Which of the lines below include "home"? Each one should be copied out.
━━━━━ RECORDS FOR PROCESSING
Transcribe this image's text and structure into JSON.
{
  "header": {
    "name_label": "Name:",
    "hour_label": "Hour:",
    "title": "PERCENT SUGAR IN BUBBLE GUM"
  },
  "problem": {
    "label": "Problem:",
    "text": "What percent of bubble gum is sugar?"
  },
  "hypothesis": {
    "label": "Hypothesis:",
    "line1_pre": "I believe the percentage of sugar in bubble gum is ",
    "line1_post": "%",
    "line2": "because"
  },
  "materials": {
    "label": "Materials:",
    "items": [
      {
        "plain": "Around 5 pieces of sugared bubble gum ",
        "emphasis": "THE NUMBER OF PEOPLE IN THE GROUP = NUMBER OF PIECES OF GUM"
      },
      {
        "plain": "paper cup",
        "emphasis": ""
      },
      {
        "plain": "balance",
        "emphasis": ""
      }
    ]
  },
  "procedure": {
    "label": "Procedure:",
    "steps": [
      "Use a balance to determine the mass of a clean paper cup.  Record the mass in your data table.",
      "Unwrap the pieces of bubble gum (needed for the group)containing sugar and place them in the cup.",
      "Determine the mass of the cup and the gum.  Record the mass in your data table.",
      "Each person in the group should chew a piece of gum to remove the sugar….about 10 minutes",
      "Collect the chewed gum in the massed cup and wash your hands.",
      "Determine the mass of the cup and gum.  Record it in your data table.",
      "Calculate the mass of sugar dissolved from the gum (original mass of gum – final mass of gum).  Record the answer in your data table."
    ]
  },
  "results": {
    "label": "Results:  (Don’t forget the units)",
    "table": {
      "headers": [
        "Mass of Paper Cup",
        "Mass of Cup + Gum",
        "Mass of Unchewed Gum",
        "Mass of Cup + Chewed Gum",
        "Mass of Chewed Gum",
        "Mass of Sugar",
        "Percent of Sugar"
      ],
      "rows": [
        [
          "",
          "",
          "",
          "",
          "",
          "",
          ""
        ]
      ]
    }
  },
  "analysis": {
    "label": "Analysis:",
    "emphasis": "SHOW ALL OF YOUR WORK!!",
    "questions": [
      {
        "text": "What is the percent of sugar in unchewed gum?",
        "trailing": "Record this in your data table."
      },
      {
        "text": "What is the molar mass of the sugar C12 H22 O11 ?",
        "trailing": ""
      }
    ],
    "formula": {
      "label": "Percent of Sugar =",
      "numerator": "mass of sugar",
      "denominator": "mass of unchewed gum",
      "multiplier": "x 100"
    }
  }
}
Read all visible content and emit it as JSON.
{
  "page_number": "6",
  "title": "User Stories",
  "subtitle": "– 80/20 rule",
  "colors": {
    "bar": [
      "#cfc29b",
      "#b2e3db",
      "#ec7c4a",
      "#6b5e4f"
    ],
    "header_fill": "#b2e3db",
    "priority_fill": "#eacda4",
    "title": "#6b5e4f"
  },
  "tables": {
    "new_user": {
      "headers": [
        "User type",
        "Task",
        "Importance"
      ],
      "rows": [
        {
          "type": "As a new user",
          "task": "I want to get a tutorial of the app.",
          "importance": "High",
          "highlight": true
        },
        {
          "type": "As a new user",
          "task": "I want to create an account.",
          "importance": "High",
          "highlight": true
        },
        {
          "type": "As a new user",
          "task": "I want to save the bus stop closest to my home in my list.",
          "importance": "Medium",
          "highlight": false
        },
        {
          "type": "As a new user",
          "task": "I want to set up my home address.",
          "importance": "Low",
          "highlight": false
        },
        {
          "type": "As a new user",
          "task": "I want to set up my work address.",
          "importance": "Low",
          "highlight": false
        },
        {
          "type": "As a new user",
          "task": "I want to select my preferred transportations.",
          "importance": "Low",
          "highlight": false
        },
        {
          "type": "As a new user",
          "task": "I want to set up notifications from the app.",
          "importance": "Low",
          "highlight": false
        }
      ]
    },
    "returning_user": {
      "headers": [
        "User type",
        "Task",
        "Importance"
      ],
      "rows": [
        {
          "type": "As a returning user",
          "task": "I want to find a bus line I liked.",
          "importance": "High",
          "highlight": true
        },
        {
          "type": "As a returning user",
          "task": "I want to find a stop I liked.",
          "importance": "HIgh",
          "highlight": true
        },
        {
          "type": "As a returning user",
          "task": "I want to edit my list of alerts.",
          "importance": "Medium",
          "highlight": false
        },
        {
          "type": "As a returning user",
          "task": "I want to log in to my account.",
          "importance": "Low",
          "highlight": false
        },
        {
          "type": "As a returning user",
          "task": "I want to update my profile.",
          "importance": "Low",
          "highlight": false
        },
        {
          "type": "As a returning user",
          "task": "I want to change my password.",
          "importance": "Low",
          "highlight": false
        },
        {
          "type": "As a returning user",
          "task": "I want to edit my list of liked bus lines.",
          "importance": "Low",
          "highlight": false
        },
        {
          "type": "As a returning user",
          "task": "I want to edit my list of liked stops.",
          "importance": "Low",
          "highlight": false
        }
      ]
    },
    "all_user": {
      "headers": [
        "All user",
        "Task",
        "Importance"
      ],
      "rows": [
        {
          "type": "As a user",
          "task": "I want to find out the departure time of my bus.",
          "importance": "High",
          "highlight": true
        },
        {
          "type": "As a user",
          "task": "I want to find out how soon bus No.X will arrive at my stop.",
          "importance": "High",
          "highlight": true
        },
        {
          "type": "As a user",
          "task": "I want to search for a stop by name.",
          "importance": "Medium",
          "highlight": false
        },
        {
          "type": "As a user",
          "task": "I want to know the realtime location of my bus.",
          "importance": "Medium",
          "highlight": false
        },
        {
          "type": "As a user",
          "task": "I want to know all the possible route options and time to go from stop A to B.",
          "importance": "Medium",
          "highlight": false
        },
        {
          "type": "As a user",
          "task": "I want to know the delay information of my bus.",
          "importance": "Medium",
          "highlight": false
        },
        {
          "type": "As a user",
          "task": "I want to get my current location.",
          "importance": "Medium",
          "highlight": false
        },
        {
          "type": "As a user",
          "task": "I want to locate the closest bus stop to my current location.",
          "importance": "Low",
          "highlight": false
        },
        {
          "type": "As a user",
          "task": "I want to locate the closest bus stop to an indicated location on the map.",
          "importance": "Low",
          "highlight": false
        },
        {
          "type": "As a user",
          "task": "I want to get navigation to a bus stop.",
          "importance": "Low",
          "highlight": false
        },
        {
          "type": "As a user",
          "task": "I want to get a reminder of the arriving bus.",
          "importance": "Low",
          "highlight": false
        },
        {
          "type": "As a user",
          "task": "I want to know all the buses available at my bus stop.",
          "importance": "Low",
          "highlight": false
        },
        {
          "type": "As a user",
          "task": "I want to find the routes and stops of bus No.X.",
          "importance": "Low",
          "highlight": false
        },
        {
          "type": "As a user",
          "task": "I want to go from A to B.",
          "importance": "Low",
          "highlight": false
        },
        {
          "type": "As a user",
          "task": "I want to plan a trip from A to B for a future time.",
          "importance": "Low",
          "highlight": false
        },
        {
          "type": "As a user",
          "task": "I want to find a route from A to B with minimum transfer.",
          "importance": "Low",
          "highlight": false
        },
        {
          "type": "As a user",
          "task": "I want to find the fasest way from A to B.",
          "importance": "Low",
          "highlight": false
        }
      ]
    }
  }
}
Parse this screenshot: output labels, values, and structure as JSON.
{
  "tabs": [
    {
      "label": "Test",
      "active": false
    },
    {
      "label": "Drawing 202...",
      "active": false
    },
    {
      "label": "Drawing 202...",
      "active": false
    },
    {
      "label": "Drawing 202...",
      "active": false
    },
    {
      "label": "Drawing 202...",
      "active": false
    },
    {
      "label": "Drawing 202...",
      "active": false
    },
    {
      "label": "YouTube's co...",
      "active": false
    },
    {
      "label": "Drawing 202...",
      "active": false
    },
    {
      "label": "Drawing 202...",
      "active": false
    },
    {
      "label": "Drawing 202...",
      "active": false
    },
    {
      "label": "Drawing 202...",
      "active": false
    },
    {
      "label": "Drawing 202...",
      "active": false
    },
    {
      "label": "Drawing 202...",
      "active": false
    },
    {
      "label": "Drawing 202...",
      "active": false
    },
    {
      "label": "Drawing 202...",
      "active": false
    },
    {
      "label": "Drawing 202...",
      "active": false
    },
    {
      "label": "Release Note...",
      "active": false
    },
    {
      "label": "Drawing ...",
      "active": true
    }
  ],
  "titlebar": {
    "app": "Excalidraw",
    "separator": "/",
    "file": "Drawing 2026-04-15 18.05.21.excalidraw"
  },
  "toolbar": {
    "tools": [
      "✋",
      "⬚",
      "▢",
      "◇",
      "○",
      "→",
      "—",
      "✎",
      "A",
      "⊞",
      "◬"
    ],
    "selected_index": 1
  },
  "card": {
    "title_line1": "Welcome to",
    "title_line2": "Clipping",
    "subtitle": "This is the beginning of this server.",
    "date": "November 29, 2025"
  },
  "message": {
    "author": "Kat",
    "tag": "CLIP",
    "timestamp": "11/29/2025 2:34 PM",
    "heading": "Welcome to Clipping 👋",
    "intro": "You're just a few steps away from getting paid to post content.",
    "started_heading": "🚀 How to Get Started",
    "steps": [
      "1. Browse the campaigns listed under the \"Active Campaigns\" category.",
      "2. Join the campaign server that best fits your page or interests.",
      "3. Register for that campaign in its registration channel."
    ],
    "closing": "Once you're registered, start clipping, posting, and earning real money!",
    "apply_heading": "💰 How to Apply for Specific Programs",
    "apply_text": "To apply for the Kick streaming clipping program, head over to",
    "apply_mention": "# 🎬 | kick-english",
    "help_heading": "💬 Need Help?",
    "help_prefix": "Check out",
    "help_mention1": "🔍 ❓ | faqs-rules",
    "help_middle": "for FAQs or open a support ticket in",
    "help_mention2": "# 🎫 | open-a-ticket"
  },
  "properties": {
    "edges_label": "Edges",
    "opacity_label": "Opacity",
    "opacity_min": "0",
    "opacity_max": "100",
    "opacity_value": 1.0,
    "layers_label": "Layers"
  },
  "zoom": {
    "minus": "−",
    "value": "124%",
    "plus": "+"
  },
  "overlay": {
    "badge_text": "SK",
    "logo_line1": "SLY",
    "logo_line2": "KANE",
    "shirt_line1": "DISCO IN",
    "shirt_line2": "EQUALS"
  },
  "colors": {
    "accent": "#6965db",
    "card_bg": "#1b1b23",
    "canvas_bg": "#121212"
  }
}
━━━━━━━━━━
ANSWER SECTION
          "task": "I want to save the bus stop closest to my home in my list.",
          "task": "I want to set up my home address.",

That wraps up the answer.